Traditionally the bargaining stage for people facing death can involve attempting to bargain with whatever God the person believes in. People facing less serious trauma can bargain or seek to negotiate a compromise. For example "Can we still be friends?.." when facing a
break-up. Bargaining rarely provides a sustainable solution, especially if it's a matter of life or death.
4 - Depression
Also referred to as preparatory grieving. In a way it's the dress rehearsal or the practice run for the 'aftermath' although this stage means different things depending on whom it involves. It's a sort of acceptance with emotional attachment. It's natural to feel sadness and regret, fear,
uncertainty, etc. It shows that the person has at least begun to accept the reality.
5 - Acceptance
Again this stage definitely varies according to the person's situation, although broadly it is an indication that there is some emotional detachment and objectivity. People dying can enter this stage a long time before the people they leave behind, who must necessarily pass through their own individual stages of dealing with the grief.
(The above information is based on the Grief Cycle model first published in On Death & Dying, Elisabeth Kübler-Ross, 1969. Interpretation by Alan Chapman 2006-2013.)
How do you plan on dealing with any of life’s situations that were mention above? One way maybe to learn lifesaving skills that may help you in a live threatening situation.
To be safe your best bet is to consult with experts that will teach you life savings skills like CPR, how to use an AED and first Aid training.
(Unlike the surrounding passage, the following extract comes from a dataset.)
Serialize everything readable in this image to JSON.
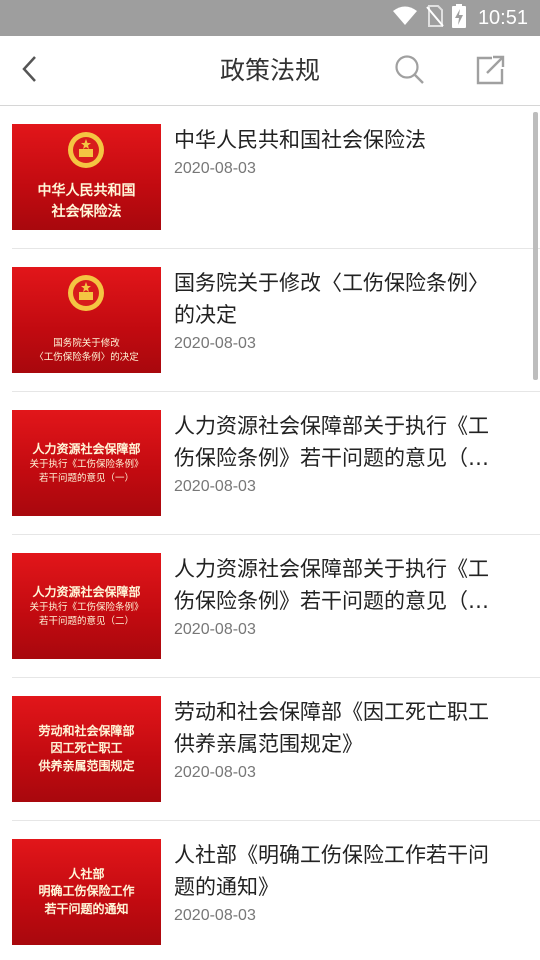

C & A Safety Consultants has over 30 years experience in working with business, government agencies, schools, churches, and youth groups, camps (day and sleepaway). Group CPR and safety classes are available too.
C & A Safety Consultants is located in Southern California.
C & A Safety can be reached at:
CNASAFETY1@gmail.com or by telephone: 805-750-0915